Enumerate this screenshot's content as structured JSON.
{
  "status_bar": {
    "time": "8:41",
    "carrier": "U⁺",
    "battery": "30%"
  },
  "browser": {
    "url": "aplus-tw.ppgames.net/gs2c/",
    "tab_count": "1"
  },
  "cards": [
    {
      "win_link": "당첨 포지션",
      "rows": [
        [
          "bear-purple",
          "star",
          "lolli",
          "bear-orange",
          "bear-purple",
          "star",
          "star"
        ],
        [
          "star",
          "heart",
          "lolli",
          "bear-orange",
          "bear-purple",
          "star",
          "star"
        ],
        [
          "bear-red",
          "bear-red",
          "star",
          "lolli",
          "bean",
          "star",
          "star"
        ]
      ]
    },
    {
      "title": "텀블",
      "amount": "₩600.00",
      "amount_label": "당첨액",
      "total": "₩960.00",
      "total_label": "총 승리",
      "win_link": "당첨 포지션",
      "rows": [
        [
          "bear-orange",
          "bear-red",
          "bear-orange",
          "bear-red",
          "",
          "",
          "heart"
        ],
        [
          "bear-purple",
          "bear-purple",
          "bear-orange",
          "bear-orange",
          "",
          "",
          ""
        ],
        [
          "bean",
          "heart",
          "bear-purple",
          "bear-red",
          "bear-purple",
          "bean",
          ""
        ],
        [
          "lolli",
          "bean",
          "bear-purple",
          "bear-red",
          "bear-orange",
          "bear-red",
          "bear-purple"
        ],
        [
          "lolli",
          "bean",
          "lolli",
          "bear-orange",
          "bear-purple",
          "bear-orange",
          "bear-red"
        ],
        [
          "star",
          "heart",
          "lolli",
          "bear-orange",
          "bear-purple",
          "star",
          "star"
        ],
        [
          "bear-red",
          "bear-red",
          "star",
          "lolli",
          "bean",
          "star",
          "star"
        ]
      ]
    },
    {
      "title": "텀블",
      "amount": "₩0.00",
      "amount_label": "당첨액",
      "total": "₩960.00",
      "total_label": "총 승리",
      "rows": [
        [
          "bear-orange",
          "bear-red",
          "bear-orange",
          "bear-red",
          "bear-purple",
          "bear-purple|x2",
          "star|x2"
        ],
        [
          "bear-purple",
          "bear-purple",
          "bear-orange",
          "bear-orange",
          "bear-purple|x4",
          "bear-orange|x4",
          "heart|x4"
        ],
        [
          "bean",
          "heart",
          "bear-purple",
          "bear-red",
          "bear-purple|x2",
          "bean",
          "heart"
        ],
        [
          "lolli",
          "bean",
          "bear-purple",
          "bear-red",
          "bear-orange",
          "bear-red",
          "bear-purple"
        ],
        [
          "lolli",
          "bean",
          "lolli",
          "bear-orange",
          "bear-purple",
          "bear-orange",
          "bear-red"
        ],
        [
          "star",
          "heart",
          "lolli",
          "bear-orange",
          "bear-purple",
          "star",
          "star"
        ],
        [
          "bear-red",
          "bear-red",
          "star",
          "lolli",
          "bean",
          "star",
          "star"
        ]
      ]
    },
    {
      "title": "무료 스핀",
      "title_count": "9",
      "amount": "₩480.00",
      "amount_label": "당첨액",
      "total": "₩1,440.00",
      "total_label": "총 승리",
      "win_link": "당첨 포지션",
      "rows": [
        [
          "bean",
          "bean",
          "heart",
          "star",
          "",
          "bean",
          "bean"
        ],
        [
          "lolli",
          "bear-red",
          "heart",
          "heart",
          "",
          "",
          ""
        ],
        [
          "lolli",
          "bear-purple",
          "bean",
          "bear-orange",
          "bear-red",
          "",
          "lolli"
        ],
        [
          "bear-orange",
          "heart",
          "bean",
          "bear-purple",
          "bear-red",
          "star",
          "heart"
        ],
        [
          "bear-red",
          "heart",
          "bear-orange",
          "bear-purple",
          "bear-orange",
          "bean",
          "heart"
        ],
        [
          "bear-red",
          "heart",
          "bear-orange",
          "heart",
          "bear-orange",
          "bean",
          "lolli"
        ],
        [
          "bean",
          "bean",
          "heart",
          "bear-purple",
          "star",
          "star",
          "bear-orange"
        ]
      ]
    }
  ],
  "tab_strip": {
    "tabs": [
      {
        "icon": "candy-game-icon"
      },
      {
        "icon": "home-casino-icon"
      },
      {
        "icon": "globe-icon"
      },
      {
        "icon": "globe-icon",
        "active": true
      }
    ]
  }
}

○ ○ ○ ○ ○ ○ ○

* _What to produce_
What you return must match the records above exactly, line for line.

* _Answer to the exercise_
Enumerate this screenshot's content as structured JSON.
{
  "status_bar": {
    "time": "8:41",
    "carrier": "U⁺",
    "battery": "30%"
  },
  "browser": {
    "url": "aplus-tw.ppgames.net/gs2c/",
    "tab_count": "1"
  },
  "cards": [
    {
      "win_link": "당첨 포지션",
      "rows": [
        [
          "bear-purple",
          "star",
          "lolli",
          "bear-orange",
          "bear-purple",
          "star",
          "star"
        ],
        [
          "star",
          "heart",
          "lolli",
          "bear-orange",
          "bear-purple",
          "star",
          "star"
        ],
        [
          "bear-red",
          "bear-red",
          "star",
          "lolli",
          "bean",
          "star",
          "star"
        ]
      ]
    },
    {
      "title": "텀블",
      "amount": "₩600.00",
      "amount_label": "당첨액",
      "total": "₩960.00",
      "total_label": "총 승리",
      "win_link": "당첨 포지션",
      "rows": [
        [
          "bear-orange",
          "bear-red",
          "bear-orange",
          "bear-red",
          "",
          "",
          "heart"
        ],
        [
          "bear-purple",
          "bear-purple",
          "bear-orange",
          "bear-orange",
          "",
          "",
          ""
        ],
        [
          "bean",
          "heart",
          "bear-purple",
          "bear-red",
          "bear-purple",
          "bean",
          ""
        ],
        [
          "lolli",
          "bean",
          "bear-purple",
          "bear-red",
          "bear-orange",
          "bear-red",
          "bear-purple"
        ],
        [
          "lolli",
          "bean",
          "lolli",
          "bear-orange",
          "bear-purple",
          "bear-orange",
          "bear-red"
        ],
        [
          "star",
          "heart",
          "lolli",
          "bear-orange",
          "bear-purple",
          "star",
          "star"
        ],
        [
          "bear-red",
          "bear-red",
          "star",
          "lolli",
          "bean",
          "star",
          "star"
        ]
      ]
    },
    {
      "title": "텀블",
      "amount": "₩0.00",
      "amount_label": "당첨액",
      "total": "₩960.00",
      "total_label": "총 승리",
      "rows": [
        [
          "bear-orange",
          "bear-red",
          "bear-orange",
          "bear-red",
          "bear-purple",
          "bear-purple|x2",
          "star|x2"
        ],
        [
          "bear-purple",
          "bear-purple",
          "bear-orange",
          "bear-orange",
          "bear-purple|x4",
          "bear-orange|x4",
          "heart|x4"
        ],
        [
          "bean",
          "heart",
          "bear-purple",
          "bear-red",
          "bear-purple|x2",
          "bean",
          "heart"
        ],
        [
          "lolli",
          "bean",
          "bear-purple",
          "bear-red",
          "bear-orange",
          "bear-red",
          "bear-purple"
        ],
        [
          "lolli",
          "bean",
          "lolli",
          "bear-orange",
          "bear-purple",
          "bear-orange",
          "bear-red"
        ],
        [
          "star",
          "heart",
          "lolli",
          "bear-orange",
          "bear-purple",
          "star",
          "star"
        ],
        [
          "bear-red",
          "bear-red",
          "star",
          "lolli",
          "bean",
          "star",
          "star"
        ]
      ]
    },
    {
      "title": "무료 스핀",
      "title_count": "9",
      "amount": "₩480.00",
      "amount_label": "당첨액",
      "total": "₩1,440.00",
      "total_label": "총 승리",
      "win_link": "당첨 포지션",
      "rows": [
        [
          "bean",
          "bean",
          "heart",
          "star",
          "",
          "bean",
          "bean"
        ],
        [
          "lolli",
          "bear-red",
          "heart",
          "heart",
          "",
          "",
          ""
        ],
        [
          "lolli",
          "bear-purple",
          "bean",
          "bear-orange",
          "bear-red",
          "",
          "lolli"
        ],
        [
          "bear-orange",
          "heart",
          "bean",
          "bear-purple",
          "bear-red",
          "star",
          "heart"
        ],
        [
          "bear-red",
          "heart",
          "bear-orange",
          "bear-purple",
          "bear-orange",
          "bean",
          "heart"
        ],
        [
          "bear-red",
          "heart",
          "bear-orange",
          "heart",
          "bear-orange",
          "bean",
          "lolli"
        ],
        [
          "bean",
          "bean",
          "heart",
          "bear-purple",
          "star",
          "star",
          "bear-orange"
        ]
      ]
    }
  ],
  "tab_strip": {
    "tabs": [
      {
        "icon": "candy-game-icon"
      },
      {
        "icon": "home-casino-icon"
      },
      {
        "icon": "globe-icon"
      },
      {
        "icon": "globe-icon",
        "active": true
      }
    ]
  }
}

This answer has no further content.